Be Honest and Accurate
Provide accurate and honest information when applying for insurance coverage. Misrepresenting facts can lead to coverage denial or cancellation.
Keep copies of all insurance documents, including policies, endorsements, and claims. Maintain records of correspondence with your insurance company and any other relevant documentation.
Review Exclusions and Endorsements
Carefully review policy exclusions and additional endorsements to understand the extent of your coverage. Consider adding endorsements that provide extra protection against unique risks.
Insurance Scams and How to Avoid Them
Unfortunately, insurance scams exist, and it’s important to be aware of the red flags to protect yourself. Here are some common insurance scams and how to avoid them:
Fake Insurance Companies
Beware of fake insurance companies offering extremely low premiums or coverage that seems too good to be true.
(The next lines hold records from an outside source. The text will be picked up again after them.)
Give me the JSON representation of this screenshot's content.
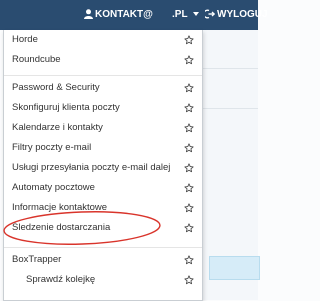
{
  "topbar": {
    "user_label": "KONTAKT@",
    "domain_label": ".PL",
    "logout_label": "WYLOGUJ"
  },
  "menu": {
    "group1": [
      {
        "label": "Horde"
      },
      {
        "label": "Roundcube"
      }
    ],
    "group2": [
      {
        "label": "Password & Security"
      },
      {
        "label": "Skonfiguruj klienta poczty"
      },
      {
        "label": "Kalendarze i kontakty"
      },
      {
        "label": "Filtry poczty e-mail"
      },
      {
        "label": "Usługi przesyłania poczty e-mail dalej"
      },
      {
        "label": "Automaty pocztowe"
      },
      {
        "label": "Informacje kontaktowe"
      },
      {
        "label": "Śledzenie dostarczania"
      }
    ],
    "group3": [
      {
        "label": "BoxTrapper"
      },
      {
        "label": "Sprawdź kolejkę"
      }
    ]
  },
  "colors": {
    "topbar": "#2a4c70",
    "annotation": "#d9342b"
  },
  "icons": [
    "user-icon",
    "chevron-down-icon",
    "logout-icon",
    "star-icon"
  ]
}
Research the company thoroughly, verify its credentials, and check for complaints or negative reviews.
Scammers may pose as insurance agents and try to sell fraudulent policies. Always verify the agent’s credentials and contact the insurance company to confirm their affiliation.
Some individuals may stage accidents to file fraudulent claims. Be vigilant, maintain a safe distance from other vehicles, and document any suspicious behavior or damages.
Protect your personal information and be cautious when providing it to insurance companies or agents. Verify the legitimacy of any requests for personal or financial information.
Be wary of unsolicited offers for insurance coverage. Research the company and contact them directly to verify the offer before providing personal or financial information.
Insurance is vital for protecting against financial risks and ensuring peace of mind. By understanding the basics of insurance, types of coverage, and common terms, you can make informed decisions and choose the right policies to meet your needs. Remember to regularly review your coverage, maintain a good credit score, and be aware of insurance scams. With the knowledge gained from this comprehensive guide, you are well-equipped to navigate the insurance world and secure your financial future.